The stories seem similar when we observe Arjuna’s and Da?aratha’s reaction to the crisis they face. However, the difference is that Arjuna finds redemption, and Da?aratha does not.
At one point, in Ayodhy?k???a 12-33, the king even refers to R?ma as ‘??????? – gatirmama’, my refuge. Yet, when he sees Kaikeyi in the anger chamber, he cajoles her saying, “Don't you know that there exists none in this world dearer than you and best among men, none other than Rama?” However, at no point does Da?aratha believe that he can live with R?ma’s exile; his grief is just too overpowering. Tragically, never once does he overcome his fear of R?ma’s departure to ask R?ma or his own Guru, Rishi Vashishtha – “What shall I do?”
Da?aratha’s crippling grief is a contrast to the single-pointed focus shown by S?ta and Lakshma?a. S?ta is absolutely certain that her place is by R?ma and will not even allow R?ma to persuade her otherwise. Lakshma?a is initially outraged. He calls for overthrowing the king and killing Kaikeyi. Yet, Lakshma?a quiets down on R?ma’s word. Lakshma?a, too, is in no doubt that he must continue serving R?ma and joins him in exile.
It is the glory of Valmiki as well as characters such Bharata, S?ta, Lakshma?a, Hanum?n ?abari, the Keva? Guha and a host characters, small and large that readers and listeners of the R?m?yana are redeemed by enchanting stories of heroism and devotion. Unfortunately, Da?aratha’s fate is different.
Arjuna, we know is more fortunate. Yet, at the beginning of Chapter 2, ?r? K???a response to Arjuna’s grief and dejection is swift and harsh. He reprimands Arjuna. “From where has this disgraceful display, this impotence come at such an inappropriate time?” Arjuna must have been shocked. He was expecting validation of his eloquent ethical and moral implications of the war.

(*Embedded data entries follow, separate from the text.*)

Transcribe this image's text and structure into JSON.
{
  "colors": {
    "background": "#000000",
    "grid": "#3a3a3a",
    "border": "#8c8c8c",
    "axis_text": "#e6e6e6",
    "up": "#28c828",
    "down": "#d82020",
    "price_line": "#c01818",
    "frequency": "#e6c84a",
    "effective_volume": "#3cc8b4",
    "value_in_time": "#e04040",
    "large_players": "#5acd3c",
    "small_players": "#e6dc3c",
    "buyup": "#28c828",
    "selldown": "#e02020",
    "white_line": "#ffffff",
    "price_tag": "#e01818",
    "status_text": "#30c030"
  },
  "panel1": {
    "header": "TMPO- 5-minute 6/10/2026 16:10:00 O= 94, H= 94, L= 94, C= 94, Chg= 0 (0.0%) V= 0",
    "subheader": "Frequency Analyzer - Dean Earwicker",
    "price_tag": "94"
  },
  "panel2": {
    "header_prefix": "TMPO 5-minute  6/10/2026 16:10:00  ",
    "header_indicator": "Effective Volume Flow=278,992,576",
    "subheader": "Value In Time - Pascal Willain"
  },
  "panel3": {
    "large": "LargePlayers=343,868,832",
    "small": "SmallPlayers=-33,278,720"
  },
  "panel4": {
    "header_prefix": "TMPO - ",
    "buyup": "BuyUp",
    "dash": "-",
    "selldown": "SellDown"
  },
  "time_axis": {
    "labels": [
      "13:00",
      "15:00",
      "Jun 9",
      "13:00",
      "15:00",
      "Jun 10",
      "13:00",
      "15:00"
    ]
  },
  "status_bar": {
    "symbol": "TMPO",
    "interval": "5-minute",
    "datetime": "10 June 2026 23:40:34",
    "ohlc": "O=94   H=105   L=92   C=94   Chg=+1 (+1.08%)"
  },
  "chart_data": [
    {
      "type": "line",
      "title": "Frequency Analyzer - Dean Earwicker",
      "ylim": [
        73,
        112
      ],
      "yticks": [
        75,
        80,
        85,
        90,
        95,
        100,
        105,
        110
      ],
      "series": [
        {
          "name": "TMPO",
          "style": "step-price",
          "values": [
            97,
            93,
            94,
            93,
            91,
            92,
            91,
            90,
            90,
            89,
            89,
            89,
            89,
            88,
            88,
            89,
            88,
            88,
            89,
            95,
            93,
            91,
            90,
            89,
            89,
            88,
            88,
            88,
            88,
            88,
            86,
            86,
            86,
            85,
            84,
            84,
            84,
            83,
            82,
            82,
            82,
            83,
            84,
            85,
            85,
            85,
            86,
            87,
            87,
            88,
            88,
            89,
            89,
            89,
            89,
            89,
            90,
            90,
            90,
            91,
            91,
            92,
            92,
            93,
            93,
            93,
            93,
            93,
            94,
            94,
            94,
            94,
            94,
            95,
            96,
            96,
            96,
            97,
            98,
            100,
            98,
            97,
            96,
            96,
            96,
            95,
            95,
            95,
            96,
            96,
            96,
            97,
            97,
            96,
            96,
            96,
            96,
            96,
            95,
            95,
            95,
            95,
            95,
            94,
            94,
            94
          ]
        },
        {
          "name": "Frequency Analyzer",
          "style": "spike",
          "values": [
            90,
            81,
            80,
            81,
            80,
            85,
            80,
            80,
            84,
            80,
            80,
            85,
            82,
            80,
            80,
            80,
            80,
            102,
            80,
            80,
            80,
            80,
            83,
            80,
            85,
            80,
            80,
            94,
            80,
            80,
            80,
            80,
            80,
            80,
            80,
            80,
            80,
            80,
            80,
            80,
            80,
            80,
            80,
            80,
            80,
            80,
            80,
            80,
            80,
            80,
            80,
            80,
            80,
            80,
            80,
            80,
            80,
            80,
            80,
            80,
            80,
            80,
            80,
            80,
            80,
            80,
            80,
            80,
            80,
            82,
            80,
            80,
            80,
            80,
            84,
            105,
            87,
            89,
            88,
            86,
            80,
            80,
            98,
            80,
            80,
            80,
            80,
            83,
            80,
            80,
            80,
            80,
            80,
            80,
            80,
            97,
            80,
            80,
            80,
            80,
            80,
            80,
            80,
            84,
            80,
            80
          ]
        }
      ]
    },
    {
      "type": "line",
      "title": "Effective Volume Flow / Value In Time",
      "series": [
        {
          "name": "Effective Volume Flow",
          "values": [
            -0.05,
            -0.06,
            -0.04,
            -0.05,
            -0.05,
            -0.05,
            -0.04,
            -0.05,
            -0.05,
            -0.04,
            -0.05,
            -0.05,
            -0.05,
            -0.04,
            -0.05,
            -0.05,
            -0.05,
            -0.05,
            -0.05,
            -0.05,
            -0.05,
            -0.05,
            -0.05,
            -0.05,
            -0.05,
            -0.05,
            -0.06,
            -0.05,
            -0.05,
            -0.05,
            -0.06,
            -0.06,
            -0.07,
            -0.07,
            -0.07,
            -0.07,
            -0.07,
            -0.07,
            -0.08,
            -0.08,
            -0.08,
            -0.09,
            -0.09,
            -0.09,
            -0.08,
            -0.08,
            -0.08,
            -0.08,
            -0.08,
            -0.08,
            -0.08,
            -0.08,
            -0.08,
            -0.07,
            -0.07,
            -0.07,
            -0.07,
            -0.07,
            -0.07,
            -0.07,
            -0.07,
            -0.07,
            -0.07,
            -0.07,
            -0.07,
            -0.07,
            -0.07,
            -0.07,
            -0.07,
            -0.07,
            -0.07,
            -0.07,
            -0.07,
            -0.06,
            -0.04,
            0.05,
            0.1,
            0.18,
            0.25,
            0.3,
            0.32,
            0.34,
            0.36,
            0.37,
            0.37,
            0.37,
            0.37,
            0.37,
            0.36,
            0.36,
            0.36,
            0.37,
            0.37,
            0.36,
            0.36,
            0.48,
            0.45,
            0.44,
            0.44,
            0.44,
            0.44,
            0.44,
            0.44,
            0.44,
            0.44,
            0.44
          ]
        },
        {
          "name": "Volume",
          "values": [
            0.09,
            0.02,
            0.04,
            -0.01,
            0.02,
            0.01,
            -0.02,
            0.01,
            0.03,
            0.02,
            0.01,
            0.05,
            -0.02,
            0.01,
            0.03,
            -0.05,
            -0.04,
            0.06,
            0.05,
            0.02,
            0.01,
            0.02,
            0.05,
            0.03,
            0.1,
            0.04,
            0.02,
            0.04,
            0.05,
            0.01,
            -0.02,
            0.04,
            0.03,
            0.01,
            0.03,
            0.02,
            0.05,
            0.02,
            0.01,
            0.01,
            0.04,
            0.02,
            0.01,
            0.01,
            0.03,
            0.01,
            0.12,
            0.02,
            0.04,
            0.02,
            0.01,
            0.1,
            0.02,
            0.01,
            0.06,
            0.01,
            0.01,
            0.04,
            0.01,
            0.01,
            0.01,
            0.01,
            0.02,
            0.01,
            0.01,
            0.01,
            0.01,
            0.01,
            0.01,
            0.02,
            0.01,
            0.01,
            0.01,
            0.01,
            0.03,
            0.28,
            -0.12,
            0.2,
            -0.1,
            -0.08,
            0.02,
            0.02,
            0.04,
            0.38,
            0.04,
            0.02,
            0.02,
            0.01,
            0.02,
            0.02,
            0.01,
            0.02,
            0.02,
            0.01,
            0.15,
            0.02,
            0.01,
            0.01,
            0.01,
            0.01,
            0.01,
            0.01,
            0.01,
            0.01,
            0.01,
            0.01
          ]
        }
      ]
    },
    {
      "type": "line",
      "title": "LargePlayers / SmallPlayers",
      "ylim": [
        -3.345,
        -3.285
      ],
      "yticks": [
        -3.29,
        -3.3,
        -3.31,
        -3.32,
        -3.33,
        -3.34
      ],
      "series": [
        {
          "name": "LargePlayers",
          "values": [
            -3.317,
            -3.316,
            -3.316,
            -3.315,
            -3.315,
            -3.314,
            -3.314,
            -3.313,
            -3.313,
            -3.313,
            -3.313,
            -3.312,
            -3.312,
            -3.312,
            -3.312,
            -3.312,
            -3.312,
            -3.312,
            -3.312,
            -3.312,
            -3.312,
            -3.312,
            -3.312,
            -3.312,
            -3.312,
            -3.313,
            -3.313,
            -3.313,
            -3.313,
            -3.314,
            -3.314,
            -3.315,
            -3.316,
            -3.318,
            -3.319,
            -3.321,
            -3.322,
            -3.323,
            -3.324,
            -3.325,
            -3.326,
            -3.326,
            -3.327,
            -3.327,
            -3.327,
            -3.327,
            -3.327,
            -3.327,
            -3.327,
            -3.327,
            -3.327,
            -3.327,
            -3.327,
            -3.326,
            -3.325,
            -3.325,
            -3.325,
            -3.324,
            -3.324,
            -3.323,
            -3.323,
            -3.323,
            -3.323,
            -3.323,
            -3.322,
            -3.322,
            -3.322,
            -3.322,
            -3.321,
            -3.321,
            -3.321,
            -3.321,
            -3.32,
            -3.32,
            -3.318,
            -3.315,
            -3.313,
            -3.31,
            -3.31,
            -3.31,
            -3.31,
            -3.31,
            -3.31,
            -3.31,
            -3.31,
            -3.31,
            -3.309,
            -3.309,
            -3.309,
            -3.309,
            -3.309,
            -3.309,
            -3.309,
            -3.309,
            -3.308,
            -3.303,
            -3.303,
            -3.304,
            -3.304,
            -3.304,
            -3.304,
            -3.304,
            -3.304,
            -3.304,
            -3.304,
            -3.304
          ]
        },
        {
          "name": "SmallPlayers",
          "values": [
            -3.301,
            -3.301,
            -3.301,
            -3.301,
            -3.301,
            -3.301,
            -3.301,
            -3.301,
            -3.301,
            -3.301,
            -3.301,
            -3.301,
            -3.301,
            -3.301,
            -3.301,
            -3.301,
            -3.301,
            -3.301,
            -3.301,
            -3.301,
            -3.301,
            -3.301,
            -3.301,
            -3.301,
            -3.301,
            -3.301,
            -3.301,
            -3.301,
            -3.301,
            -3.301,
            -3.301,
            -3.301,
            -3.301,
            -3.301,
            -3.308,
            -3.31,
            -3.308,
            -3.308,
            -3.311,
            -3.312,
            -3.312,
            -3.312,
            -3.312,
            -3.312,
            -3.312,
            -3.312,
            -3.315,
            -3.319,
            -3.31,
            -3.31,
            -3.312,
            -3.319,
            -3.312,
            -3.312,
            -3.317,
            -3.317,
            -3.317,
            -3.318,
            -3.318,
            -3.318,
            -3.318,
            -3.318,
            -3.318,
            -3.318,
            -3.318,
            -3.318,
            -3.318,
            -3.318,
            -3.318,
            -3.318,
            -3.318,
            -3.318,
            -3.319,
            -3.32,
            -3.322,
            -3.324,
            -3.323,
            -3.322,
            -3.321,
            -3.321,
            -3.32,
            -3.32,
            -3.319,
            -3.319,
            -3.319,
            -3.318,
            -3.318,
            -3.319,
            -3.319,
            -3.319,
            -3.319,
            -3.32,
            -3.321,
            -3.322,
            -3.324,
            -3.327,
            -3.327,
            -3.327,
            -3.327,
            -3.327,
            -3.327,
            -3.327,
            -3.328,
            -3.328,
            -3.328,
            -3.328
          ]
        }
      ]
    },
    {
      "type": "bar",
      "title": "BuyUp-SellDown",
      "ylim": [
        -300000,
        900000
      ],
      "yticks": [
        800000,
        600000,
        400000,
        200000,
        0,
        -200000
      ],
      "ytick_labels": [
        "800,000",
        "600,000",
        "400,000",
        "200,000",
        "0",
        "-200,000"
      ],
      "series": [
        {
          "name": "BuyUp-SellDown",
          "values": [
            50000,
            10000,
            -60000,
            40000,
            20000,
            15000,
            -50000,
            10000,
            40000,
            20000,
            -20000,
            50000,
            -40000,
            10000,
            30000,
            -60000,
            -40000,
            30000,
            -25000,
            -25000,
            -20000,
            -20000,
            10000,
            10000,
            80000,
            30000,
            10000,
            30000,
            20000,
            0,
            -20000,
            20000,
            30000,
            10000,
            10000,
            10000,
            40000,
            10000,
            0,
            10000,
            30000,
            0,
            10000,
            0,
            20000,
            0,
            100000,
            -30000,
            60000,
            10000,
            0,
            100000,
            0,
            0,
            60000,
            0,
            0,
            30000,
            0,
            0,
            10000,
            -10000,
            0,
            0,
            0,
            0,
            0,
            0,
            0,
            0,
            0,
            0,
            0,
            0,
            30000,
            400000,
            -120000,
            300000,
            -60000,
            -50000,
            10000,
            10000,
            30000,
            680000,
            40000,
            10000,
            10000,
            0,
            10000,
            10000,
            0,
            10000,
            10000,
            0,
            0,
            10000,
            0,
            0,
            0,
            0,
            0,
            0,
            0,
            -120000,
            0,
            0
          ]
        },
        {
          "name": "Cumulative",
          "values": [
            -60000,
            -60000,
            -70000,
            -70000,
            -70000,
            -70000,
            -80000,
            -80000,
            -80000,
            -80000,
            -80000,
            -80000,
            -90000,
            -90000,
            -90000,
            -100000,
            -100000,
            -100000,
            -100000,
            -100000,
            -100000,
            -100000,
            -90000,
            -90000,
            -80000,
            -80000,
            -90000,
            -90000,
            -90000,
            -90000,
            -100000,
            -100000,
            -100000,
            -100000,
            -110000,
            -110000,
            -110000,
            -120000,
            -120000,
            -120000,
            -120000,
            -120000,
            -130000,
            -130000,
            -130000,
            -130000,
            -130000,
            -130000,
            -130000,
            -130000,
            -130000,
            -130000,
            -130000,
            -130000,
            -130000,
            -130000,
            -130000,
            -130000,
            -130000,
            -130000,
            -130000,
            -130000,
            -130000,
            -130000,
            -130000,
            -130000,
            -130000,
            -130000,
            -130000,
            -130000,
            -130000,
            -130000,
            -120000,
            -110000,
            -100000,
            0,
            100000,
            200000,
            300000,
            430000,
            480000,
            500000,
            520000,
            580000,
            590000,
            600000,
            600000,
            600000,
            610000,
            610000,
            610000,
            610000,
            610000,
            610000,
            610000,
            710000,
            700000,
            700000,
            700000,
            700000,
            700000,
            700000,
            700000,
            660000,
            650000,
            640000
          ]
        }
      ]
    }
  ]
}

Even as Arjuna briefly rehashes his earlier arguments, it is as if, suddenly, a light bulb goes off in his head. He stops himself and says: “You know what? I am confused about my dharma.Tell me decisively what is good (????????? yacchreya?) for me. I am your disciple. Teach me. I take refuge in you.”
?r? K???a smiles and starts his teaching with the words “ashochy?n – unworthy of grief” and Arjuna’s redemption is assured.
This is the bottom line for us. It comes down to our commitment to the quest. Sometimes it is a small voice that seeks to be heard in the din of our noisy minds. At other times, we are fortunate to have a Guru ready to answer. But, am I prepared for what the question really calls for?
Am I ready to really know the answer to life’s most fundamental question? ?????????? What is truly good?
According to Mahabharata Adiparva, Section 2 one Akshauhini consisted of 21870 chariots, an equal number of elephants and 109,350 foot soldiers (thanks to Shri Satya Sarada Kundala’s post and this Wiki entry). Multiply that by 18 (the P??dava forces consisted of 7 such battalions while the Kaurava side consisted of 11 such) and you can understand Arjuna’s sense of shock.
All my references to the R?m?yana are based on translations available at the Valmiki Ramayana website. Please note that i have not stuck to the exact sequence of the dialog between Da?aratha and Kaikeyi. I have also edited some typos.
The first picture in this article is titled “Vishnu in a chariot with Arjuna“ sourced via a Creative Commons license at https://flic.kr/p/akcNs4
The second picture in this article is titled “The Exiles Take Leave: Rama, Lakshmana and Sita with King Dasharatha” and is sourced via a Creative Commons license at https://flic.kr/p/akfAyu